The film is a horror comedy with a good premise, but the execution is somewhat flawed. There are a number of excellent scenes, especially the vampire's-eye-view shots of attacks, littered throughout the film. The graceful swooping camera produces a very eerie effect. The railroad bridge sequence is an interesting portrayal of a night out for a vampire gang. The closing sequence degenerates somewhat into a parade of different methods of killing a vampire, although the garlic/holy water bathtub is impressive.
While Kiefer Sutherland's David remains charismatic throughout, Michael's interaction with both the humans and vampires of the film is strained and dull. In fact it is the dark humour that keeps the plot rolling, "You wait till Mom finds out!" screams Sam on discovering that his brother is a vampire. Standing out however are the Frog brothers, Edgar [Corey Feldman] and Alan, who run the comic book store and happen to be vampire hunters in their spare time. They are superbly characterised and brilliantly overplayed (and, of course, utterly inept). Barnard Hughes as the boys' grandfather is also engaging, despite his limited screen time.
It is intended as a fun film, as sequences like "death by stero" serve to ensure (the effect apparently took 2 weeks to produce, lasting only 10 seconds on film!), but the horror side is sadly lacking. It never develops much depth in the areas it wishes to address through Michael, as the character remains wooden and boring, especially next to Sam and the Frog brothers. It does, however, remain good fun.

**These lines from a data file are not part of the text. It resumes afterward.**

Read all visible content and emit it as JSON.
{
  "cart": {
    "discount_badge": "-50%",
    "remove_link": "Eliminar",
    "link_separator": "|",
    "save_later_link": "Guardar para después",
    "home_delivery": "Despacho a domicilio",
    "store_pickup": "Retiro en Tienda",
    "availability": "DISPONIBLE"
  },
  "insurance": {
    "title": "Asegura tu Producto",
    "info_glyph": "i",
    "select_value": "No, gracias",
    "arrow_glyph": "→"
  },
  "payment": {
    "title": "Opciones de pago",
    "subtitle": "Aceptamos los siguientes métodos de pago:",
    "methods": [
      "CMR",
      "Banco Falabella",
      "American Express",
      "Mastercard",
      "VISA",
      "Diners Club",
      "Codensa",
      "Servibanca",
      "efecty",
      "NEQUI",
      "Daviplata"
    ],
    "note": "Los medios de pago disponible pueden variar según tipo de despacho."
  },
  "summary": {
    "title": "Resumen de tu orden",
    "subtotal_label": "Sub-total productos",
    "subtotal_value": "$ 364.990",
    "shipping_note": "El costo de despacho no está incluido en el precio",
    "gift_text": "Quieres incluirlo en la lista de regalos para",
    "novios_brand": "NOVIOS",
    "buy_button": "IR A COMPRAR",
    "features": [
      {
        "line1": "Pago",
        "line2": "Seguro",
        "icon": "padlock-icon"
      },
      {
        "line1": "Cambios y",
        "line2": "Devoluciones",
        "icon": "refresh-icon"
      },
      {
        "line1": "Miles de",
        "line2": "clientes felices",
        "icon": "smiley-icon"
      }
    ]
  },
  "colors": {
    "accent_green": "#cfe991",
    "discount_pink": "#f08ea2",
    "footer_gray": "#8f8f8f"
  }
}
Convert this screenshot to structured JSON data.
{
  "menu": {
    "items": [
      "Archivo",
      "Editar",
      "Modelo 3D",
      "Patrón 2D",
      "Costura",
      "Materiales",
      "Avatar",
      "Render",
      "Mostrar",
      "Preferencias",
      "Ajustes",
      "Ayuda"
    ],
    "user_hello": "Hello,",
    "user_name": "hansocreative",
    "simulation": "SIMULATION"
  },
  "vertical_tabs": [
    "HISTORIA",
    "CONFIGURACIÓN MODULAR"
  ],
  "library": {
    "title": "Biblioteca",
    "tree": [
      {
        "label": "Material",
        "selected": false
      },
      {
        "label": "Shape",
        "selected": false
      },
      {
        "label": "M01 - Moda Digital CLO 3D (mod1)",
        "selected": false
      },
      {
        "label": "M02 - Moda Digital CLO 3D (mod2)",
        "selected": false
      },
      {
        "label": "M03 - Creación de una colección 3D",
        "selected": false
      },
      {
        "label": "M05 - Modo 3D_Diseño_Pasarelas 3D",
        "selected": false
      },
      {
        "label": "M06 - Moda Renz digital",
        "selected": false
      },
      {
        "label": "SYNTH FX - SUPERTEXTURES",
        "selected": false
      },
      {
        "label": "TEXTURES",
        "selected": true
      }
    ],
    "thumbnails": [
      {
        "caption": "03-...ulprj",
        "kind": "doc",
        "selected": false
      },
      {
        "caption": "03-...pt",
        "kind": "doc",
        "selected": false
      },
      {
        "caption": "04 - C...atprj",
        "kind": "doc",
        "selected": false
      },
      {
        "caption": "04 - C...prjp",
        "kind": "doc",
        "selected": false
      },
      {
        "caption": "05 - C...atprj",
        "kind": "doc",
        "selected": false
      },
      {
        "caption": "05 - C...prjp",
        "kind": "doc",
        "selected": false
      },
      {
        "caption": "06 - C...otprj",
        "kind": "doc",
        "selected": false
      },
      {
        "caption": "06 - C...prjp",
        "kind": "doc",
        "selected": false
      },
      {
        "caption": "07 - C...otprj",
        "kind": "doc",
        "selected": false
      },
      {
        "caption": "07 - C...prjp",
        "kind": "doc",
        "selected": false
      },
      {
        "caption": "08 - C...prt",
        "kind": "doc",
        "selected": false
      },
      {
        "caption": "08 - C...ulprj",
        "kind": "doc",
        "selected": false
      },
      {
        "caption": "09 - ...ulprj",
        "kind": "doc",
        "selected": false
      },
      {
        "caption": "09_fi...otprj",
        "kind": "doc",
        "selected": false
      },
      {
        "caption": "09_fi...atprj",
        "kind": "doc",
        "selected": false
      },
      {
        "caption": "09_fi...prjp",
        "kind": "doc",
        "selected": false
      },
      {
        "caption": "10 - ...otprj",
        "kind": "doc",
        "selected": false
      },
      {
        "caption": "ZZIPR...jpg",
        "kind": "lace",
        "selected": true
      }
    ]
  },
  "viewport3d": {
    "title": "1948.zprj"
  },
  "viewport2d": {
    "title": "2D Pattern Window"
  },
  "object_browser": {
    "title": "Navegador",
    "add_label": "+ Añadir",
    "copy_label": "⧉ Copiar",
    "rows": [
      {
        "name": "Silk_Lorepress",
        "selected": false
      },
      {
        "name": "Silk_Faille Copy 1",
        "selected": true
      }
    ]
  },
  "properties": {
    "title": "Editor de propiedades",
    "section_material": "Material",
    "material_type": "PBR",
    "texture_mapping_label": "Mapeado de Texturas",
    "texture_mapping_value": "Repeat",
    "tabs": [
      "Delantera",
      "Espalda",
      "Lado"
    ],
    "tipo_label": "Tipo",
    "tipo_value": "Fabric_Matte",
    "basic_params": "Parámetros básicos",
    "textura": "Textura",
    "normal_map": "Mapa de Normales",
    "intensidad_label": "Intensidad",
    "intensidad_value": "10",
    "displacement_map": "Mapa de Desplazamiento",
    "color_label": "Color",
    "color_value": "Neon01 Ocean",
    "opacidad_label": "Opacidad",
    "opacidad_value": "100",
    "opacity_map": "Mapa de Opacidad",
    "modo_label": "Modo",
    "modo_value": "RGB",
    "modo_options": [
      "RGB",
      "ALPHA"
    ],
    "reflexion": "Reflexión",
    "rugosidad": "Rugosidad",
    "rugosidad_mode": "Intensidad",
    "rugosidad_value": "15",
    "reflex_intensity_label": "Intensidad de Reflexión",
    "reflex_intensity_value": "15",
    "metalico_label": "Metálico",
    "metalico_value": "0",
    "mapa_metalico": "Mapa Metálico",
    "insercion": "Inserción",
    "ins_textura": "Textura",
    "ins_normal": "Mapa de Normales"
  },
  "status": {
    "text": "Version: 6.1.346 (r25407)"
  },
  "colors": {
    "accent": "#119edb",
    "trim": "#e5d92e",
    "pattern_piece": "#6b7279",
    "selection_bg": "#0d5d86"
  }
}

DVD FEATURES: very lacking, including only the Theatrical Trailer, and a small set of text infomation snippets.